The Hamas delegation -- which includes representatives from Syria and the Palestinian territory of Gaza -- will be led by senior Hamas official Mahmoud al-Zahar, Hamas sources said. They are scheduled to meet with Egyptian and German mediators in Cairo in an attempt to wrap up the deal, the sources said.

Hopes of securing Shalit's release were raised last month when Hamas handed Israel a minute-long "proof of life" tape of the captured soldier in return for the release of 20 female prisoners. There has been speculation that a deal could be finalized to coincide with the Muslim holiday of Eid al-Adha, which falls on Friday.

There are several logistical obstacles that could delay any possible deal. Israel's government is obligated to publicly announce the list of any prisoners to be released and provide a 48-hour period for any objections to their release before a deal can take place.

Shalit was 19 when he was captured on June 25, 2006, by Palestinian militants from Gaza, including those from Hamas. The militants tunneled into Israel and attacked an Israeli army outpost near the Gaza-Israel-Egypt border, killing two other soldiers in the assault.

Israel immediately launched a military incursion into Gaza to rescue Shalit, but failed.

Last month, the video was released showing Shalit sitting in a chair, reading a newspaper dated September 14, 2009.

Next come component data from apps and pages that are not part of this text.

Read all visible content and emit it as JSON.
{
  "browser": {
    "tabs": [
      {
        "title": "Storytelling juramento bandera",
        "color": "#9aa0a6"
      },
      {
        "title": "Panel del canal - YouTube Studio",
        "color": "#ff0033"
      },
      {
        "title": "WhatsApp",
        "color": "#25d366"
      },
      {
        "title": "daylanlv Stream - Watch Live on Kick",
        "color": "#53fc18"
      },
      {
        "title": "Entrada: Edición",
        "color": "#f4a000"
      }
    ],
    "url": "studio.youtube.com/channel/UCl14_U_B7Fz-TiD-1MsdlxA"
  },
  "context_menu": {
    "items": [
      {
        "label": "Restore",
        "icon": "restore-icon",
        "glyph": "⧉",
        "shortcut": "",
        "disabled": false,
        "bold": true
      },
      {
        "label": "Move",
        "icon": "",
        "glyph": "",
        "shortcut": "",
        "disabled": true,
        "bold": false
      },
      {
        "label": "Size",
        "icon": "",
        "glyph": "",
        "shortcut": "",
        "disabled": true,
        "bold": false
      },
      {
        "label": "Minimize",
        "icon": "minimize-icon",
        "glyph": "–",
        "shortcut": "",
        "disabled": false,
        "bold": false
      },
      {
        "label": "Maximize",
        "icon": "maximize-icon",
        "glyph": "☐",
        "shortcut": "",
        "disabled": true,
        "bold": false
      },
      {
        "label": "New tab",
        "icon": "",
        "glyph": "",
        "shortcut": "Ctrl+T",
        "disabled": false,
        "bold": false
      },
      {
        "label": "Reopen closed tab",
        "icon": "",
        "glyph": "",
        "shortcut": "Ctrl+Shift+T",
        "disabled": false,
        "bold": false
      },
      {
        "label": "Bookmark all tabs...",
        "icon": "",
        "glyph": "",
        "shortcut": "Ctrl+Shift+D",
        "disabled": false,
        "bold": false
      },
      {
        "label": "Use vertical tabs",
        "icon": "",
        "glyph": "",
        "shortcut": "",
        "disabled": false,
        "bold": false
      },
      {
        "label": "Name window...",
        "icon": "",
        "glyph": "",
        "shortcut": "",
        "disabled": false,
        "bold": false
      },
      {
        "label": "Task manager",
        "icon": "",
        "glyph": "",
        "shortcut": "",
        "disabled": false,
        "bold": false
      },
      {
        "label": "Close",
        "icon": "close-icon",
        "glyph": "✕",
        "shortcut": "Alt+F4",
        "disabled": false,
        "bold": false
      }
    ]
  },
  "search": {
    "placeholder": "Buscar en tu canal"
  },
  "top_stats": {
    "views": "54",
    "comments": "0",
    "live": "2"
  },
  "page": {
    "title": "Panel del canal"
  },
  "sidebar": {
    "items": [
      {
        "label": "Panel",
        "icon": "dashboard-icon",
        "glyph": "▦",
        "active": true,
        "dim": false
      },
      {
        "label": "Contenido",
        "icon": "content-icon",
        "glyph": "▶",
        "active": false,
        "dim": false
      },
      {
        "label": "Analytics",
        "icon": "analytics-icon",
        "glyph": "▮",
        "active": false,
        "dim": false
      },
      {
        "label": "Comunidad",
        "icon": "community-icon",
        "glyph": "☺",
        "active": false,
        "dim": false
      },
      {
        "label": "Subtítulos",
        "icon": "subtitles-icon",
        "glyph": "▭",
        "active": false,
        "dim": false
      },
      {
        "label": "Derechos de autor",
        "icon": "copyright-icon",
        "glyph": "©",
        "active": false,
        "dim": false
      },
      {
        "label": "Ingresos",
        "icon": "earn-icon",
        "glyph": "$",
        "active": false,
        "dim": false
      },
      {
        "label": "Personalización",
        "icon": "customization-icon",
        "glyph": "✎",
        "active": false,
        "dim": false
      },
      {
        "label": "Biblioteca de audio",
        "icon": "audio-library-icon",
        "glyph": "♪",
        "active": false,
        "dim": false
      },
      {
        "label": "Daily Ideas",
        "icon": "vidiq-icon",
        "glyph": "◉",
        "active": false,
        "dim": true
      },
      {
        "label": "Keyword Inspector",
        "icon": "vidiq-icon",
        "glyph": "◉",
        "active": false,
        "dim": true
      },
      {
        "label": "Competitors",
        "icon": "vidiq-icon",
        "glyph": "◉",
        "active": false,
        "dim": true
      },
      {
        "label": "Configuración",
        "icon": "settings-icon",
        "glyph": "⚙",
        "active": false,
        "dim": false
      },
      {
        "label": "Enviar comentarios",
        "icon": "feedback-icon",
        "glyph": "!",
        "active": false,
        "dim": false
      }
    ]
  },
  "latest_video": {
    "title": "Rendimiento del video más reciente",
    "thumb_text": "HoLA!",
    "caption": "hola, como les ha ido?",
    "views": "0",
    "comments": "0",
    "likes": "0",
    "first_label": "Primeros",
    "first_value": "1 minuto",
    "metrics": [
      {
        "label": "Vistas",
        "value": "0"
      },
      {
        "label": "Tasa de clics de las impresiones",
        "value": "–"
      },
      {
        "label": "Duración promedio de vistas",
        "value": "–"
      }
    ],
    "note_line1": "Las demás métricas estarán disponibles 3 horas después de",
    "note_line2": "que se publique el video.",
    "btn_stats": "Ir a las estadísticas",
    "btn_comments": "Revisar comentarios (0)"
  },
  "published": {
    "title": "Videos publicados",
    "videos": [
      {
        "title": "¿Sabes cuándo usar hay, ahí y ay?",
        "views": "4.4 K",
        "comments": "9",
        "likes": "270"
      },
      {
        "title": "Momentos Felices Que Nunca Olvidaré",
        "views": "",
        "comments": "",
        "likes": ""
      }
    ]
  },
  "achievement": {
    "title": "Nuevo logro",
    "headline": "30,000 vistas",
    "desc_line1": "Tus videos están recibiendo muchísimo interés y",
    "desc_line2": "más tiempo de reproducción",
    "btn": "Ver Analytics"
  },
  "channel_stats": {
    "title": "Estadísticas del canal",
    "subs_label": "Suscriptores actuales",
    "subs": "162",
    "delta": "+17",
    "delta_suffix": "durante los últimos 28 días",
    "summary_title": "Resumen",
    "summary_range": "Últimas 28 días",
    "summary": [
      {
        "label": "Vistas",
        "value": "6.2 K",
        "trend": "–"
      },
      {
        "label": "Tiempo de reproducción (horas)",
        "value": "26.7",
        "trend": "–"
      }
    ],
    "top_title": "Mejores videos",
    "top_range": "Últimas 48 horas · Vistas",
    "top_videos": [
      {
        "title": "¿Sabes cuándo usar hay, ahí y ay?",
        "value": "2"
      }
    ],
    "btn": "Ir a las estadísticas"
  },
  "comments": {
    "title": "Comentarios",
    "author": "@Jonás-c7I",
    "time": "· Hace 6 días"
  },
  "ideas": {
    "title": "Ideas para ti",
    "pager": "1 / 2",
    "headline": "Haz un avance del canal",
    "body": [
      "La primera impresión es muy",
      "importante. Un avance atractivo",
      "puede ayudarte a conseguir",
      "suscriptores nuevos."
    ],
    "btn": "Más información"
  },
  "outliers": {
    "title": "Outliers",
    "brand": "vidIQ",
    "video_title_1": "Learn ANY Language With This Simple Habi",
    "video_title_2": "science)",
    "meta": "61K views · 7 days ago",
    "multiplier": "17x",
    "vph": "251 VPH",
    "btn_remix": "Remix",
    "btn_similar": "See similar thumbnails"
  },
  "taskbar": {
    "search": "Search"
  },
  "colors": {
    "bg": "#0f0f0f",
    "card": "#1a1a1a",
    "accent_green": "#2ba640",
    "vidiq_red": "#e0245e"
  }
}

"For a long time I've been waiting for the day to be released," Shalit says in the video, released on October 2. "I feel well in health terms, and I'm being treated very well."

Speaking of his family, he says, "I miss them very much, and I am longing for the day when I will see them again."

In exchange for the proof-of-life video, Israel released 19 Palestinian female prisoners that same day as part of a deal indirectly brokered by Egypt and Germany.

Israel and Hamas have been negotiating Shalit's release through those third-party mediators from Egypt and Germany, but talks have started and stalled numerous times.

Shalit's freedom has become a condition for the Israelis to consider ending a blockade of Gaza, which has economically wounded the Palestinian territory. Gaza's Hamas leadership has been under considerable pressure to alleviate the economic suffering in the Palestinian territory.

The United Nations recently issued a scathing report accusing Israel of war crimes during its military offensive in Gaza last winter. But it also called on the Palestinians to release Shalit on humanitarian grounds.

CNN's Kevin Flower and Shira Medding in Jerusalem contributed to this report.